Second Lieutenant 2d Mass. Cavalry, November 13, 1862; first Lieutenant, April 14, 1863; Captain, March 25, 1864; died at Falls Church, Va., July 18, 1864, of a wound received at Aldie, July 6.
Goodwin Atkins Stone was born in Newburyport, July 12, 1841, the son of Jacob and Eliza (Atkins) Stone. His characteristics in early childhood were marked. A picture of him at four years of age shows a sweet grace and dignity about him, as well as much beauty. He had a quick, inquiring mind, with a reflective turn, and a very sensitive conscience. He was an affectionate child, with a remarkable love of nature, which developed rapidly as he grew into boyhood.
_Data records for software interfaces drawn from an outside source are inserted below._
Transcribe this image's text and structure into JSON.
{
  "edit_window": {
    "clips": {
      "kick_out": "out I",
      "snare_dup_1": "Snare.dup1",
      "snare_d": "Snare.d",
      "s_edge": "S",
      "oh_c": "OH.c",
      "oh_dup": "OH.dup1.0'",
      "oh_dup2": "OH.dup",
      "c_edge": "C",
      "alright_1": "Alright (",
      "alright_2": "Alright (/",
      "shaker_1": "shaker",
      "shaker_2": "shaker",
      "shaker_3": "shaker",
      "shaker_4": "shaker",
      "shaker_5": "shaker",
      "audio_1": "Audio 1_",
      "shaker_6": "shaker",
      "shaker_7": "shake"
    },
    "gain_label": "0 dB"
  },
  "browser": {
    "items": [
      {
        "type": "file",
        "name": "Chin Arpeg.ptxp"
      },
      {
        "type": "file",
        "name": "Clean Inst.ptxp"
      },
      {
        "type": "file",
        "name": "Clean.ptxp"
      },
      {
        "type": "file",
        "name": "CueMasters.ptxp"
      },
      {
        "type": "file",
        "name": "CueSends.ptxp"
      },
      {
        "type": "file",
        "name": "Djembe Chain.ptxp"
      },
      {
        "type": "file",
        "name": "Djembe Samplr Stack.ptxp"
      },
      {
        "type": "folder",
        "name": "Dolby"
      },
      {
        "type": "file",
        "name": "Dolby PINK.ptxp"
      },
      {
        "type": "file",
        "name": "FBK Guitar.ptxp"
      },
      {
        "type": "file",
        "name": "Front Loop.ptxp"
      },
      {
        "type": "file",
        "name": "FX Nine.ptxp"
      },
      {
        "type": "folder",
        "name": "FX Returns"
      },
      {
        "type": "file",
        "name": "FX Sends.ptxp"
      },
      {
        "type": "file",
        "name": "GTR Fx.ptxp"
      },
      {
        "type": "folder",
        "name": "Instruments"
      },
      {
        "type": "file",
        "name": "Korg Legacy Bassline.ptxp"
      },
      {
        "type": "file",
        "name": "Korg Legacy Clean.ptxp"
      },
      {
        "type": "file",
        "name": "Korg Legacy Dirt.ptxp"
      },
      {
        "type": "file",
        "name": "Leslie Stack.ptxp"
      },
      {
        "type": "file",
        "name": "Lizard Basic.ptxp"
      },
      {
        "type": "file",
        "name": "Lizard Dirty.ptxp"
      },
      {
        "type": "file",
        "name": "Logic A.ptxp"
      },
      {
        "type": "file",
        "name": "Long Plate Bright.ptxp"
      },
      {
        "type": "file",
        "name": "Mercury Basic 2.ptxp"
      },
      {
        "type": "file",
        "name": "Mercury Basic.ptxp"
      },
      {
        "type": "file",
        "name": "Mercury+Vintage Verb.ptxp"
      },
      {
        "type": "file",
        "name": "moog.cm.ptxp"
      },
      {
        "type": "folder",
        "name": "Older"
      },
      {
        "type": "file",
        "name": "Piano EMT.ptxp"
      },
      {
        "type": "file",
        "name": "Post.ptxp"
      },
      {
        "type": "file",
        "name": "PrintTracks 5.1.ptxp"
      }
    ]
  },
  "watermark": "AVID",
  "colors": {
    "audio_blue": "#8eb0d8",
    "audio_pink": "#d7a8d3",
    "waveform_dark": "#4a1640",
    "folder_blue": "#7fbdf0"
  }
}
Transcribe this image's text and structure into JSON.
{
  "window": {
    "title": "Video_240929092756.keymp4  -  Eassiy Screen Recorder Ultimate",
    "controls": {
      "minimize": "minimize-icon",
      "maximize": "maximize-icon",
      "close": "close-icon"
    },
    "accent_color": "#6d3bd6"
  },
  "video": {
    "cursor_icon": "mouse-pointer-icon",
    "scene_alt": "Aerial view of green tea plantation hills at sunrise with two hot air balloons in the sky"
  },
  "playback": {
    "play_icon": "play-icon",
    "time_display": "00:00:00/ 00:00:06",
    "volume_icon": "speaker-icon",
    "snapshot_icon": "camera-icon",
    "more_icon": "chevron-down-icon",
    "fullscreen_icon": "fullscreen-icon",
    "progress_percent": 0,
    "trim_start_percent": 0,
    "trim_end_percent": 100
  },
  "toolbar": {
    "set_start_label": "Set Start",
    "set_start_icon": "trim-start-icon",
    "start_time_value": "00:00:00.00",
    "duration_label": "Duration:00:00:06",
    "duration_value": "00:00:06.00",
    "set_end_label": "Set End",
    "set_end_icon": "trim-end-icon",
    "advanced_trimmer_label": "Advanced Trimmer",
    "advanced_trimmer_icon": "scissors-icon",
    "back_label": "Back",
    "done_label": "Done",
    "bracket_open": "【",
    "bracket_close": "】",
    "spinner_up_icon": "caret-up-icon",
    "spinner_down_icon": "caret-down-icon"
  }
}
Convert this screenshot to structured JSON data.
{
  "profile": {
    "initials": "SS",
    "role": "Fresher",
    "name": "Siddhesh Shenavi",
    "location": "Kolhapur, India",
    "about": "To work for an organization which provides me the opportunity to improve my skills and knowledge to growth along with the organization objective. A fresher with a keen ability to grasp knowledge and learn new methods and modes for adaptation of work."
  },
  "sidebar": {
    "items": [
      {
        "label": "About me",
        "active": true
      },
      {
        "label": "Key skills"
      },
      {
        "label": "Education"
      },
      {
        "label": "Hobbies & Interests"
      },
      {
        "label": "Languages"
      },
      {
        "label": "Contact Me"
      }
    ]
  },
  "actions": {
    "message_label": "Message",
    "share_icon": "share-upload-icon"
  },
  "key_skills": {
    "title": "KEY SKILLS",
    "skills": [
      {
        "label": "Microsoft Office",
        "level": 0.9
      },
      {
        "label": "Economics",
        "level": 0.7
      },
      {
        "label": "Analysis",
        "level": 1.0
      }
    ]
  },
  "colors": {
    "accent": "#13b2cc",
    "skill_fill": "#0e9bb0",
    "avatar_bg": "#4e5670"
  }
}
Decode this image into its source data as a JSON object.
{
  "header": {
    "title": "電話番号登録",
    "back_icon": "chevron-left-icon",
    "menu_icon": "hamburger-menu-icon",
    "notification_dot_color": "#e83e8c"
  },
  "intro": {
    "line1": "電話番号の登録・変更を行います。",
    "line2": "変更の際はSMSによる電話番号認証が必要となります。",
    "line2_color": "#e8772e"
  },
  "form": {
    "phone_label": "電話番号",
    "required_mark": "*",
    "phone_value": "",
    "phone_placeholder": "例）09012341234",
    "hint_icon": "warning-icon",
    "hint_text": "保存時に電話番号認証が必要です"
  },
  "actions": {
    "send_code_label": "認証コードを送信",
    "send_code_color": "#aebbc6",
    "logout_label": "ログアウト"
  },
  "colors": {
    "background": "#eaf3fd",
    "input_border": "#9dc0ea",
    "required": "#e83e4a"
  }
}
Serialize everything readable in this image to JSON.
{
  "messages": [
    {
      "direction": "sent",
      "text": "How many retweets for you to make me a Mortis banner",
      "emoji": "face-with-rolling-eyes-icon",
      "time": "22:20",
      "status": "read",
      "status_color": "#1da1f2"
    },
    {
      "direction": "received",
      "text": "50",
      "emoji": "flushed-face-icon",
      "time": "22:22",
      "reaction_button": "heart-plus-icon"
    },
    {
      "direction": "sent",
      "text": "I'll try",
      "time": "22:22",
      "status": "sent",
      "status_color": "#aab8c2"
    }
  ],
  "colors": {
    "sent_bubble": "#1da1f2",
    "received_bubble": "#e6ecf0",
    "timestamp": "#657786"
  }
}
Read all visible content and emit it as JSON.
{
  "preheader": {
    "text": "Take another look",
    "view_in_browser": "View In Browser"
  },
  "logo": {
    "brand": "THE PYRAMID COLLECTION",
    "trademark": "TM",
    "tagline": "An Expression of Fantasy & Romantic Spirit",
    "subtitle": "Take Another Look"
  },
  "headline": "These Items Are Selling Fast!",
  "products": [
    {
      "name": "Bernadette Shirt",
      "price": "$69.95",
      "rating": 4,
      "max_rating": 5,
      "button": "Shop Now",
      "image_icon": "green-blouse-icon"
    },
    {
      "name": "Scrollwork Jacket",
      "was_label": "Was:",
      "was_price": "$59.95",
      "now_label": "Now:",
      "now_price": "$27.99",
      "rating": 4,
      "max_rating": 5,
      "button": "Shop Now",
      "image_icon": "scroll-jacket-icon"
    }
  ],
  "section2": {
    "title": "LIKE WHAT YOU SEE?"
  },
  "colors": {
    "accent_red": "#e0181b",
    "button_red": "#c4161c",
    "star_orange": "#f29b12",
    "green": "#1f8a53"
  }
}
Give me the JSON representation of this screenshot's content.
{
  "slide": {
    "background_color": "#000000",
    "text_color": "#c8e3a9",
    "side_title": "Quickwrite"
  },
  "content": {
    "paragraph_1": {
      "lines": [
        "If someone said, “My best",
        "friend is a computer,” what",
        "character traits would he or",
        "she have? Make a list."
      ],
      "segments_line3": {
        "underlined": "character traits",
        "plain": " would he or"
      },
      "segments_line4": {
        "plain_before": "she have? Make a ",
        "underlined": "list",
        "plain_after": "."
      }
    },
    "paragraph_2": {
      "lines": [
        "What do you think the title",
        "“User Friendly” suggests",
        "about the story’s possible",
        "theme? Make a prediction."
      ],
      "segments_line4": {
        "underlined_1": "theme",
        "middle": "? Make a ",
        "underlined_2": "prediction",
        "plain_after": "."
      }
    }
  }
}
When about nine or ten years old, he studied at home with me for some time, and I remember well his eager fresh delight in physical geography, as we studied it from Mrs. Somerville and Guyot. I remember that he understood and delighted in the generalizations and analogies of Guyot. He enjoyed botany very much also, especially the structural part of it; and we took many long rambles, often in the early morning, for every flower in its season. He alludes to these pleasant walks in a letter written from Virginia in the spring of 1863, when he mentions ‘a lovely morning, just like the mornings years ago, when we set off for columbines or hepaticas,—the sky like a pearl, robins singing, and pine-trees murmuring,—everything quiet and peaceful in the scene, except the ranks of troopers and clanking of sabres.’ Harriet Prescott, who was often our companion in these walks, used then to quote the lines from Matthew Roydon's Astrophill as describing Goodwin's face exactly:—
‘A sweet, attractive kind of grace,
A full assurance given by looks,
Continual comfort in a face,—
The lineaments of Gospel books.’